### Try it
The lines needed are those below that contain the word "path"; copy each one.

· · · · · · ·

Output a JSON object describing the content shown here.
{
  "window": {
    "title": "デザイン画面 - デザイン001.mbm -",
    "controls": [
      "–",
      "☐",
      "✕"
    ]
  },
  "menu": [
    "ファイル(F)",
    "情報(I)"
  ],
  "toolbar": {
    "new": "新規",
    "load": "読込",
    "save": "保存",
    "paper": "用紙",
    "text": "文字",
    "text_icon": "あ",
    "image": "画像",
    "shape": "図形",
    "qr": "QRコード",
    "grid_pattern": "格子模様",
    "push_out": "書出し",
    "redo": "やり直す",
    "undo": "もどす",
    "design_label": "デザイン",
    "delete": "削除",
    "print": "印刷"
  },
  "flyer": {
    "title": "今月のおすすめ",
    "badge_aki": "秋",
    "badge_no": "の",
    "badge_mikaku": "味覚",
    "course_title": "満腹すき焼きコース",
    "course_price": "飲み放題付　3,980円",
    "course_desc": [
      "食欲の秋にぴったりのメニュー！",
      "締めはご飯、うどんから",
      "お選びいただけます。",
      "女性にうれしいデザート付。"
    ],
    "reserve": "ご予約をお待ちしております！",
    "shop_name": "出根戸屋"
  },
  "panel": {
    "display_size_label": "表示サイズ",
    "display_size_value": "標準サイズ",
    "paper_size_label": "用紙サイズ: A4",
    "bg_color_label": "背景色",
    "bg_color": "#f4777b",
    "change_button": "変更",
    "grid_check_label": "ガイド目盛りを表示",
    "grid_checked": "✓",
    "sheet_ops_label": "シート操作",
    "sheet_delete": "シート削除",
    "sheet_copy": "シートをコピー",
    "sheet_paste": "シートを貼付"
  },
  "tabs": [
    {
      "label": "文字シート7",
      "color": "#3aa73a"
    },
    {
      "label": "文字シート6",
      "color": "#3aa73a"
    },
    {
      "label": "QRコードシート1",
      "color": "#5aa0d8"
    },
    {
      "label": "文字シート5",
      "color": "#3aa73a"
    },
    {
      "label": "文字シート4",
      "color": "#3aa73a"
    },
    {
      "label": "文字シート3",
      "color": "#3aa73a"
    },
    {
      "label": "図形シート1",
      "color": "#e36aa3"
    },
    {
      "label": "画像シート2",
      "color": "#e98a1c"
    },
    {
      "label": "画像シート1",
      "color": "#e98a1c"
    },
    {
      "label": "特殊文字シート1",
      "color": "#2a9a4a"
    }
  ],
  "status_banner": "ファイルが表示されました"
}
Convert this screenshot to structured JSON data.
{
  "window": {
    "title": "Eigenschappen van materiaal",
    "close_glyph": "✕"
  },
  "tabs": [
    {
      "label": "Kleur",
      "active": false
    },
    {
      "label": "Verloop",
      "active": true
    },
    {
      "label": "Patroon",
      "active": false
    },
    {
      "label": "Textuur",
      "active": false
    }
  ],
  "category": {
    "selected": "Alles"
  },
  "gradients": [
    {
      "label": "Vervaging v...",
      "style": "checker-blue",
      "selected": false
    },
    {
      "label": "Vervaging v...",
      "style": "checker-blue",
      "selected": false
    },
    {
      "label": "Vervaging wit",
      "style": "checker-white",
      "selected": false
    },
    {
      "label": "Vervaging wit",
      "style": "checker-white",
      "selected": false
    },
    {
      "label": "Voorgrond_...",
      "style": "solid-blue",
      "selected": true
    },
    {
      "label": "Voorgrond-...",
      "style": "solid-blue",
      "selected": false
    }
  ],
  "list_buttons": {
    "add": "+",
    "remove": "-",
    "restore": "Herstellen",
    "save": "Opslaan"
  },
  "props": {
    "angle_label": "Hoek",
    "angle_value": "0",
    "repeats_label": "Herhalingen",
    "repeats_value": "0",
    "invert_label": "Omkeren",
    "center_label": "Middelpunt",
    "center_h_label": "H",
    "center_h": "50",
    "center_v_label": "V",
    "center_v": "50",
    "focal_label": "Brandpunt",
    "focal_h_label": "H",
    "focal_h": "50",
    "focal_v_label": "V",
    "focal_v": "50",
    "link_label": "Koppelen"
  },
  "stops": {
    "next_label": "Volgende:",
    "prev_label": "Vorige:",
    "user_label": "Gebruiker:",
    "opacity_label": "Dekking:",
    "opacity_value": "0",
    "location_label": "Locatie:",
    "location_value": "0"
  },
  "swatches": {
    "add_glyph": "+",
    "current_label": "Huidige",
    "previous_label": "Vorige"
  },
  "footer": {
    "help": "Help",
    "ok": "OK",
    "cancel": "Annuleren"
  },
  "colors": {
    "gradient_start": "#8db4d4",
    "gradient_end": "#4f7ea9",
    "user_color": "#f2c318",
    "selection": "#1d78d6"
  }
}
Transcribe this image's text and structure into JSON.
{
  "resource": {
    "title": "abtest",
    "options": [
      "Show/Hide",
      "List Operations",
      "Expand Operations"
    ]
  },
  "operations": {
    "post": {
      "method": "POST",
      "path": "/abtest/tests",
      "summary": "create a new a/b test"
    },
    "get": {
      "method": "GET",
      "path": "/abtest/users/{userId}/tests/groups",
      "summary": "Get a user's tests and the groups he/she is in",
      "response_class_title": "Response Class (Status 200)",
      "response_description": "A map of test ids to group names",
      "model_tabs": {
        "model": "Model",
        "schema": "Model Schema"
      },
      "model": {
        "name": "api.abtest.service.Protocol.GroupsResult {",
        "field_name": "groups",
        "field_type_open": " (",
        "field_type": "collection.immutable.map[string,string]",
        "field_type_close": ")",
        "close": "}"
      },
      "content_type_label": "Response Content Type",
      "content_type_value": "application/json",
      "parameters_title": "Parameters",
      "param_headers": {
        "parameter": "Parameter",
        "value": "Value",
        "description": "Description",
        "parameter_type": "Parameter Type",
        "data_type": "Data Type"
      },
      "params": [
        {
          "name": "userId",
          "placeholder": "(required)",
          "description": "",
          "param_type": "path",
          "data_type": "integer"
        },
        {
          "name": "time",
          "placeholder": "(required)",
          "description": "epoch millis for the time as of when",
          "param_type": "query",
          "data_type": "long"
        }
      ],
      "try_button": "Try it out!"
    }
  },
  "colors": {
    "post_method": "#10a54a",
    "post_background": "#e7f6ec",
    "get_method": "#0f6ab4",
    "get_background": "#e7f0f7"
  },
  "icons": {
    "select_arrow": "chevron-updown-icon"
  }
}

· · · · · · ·

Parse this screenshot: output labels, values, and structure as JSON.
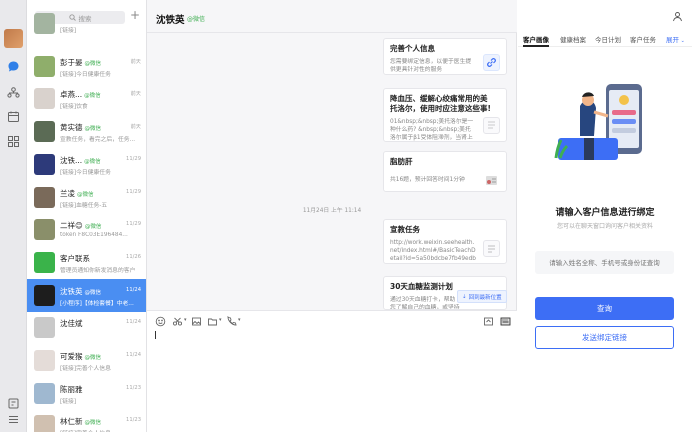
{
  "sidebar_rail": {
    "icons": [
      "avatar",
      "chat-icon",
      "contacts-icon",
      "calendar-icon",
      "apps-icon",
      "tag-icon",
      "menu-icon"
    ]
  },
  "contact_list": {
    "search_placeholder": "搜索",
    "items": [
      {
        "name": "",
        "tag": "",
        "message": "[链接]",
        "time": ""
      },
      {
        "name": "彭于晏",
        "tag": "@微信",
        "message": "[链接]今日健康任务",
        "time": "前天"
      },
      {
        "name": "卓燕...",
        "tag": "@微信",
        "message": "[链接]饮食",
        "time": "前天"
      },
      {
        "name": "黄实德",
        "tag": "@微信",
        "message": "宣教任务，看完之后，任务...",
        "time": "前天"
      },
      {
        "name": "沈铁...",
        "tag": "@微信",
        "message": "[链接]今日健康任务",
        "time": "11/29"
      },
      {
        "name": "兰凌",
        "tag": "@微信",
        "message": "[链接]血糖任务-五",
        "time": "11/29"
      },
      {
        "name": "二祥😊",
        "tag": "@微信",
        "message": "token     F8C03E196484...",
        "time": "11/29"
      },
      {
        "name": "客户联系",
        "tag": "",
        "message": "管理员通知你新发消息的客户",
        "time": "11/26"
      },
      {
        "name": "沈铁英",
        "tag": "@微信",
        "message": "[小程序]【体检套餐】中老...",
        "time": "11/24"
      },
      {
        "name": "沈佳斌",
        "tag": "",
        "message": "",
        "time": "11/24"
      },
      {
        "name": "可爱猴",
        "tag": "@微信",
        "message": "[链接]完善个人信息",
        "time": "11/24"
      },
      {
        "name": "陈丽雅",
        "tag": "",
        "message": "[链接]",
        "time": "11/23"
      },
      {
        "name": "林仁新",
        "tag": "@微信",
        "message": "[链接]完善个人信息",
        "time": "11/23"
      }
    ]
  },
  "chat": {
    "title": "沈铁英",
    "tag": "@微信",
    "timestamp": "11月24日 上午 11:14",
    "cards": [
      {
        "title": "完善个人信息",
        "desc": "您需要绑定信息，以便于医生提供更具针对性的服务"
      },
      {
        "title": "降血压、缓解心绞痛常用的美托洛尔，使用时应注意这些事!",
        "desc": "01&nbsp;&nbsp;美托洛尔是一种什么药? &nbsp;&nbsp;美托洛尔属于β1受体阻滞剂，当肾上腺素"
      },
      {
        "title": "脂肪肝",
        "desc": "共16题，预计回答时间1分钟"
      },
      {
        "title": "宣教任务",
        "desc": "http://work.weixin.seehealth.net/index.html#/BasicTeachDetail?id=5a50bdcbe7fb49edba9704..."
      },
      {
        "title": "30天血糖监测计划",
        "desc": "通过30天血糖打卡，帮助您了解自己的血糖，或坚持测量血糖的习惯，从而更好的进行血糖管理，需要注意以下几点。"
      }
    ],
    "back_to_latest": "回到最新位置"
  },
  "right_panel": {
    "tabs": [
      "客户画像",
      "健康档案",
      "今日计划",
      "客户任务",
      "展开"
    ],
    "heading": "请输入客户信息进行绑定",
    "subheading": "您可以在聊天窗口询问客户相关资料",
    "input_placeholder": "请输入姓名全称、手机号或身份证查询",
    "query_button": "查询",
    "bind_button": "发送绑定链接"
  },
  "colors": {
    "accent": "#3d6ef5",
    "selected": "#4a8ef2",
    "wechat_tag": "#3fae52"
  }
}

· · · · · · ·

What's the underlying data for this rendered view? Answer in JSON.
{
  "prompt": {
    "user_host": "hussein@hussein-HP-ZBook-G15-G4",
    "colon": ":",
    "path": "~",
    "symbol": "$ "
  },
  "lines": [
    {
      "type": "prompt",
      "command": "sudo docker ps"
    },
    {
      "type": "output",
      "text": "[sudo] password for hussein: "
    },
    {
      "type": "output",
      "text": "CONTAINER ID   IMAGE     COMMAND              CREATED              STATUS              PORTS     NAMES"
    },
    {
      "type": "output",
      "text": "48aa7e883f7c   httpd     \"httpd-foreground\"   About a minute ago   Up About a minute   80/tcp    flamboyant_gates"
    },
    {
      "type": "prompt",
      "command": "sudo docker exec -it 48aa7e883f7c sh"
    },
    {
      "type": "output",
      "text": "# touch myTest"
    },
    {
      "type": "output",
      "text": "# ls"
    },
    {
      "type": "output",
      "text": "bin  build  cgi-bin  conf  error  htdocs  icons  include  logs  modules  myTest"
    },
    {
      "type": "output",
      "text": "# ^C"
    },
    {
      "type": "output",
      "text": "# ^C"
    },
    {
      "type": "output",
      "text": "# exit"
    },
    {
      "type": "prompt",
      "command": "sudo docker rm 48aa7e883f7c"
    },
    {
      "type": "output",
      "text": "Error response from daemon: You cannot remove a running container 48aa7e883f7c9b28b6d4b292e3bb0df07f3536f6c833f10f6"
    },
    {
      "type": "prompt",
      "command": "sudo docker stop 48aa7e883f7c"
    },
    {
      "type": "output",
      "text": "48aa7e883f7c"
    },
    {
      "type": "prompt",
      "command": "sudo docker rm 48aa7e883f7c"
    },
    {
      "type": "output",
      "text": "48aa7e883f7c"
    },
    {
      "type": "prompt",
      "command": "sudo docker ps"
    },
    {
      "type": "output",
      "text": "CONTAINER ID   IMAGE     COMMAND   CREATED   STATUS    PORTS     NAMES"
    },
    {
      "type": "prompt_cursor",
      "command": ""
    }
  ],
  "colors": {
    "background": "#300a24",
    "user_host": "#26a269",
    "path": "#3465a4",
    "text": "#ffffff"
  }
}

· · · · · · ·

### Result of this exercise
      "path": "/abtest/tests",
      "path": "/abtest/users/{userId}/tests/groups",
          "param_type": "path",
    "path": "~",
    "path": "#3465a4",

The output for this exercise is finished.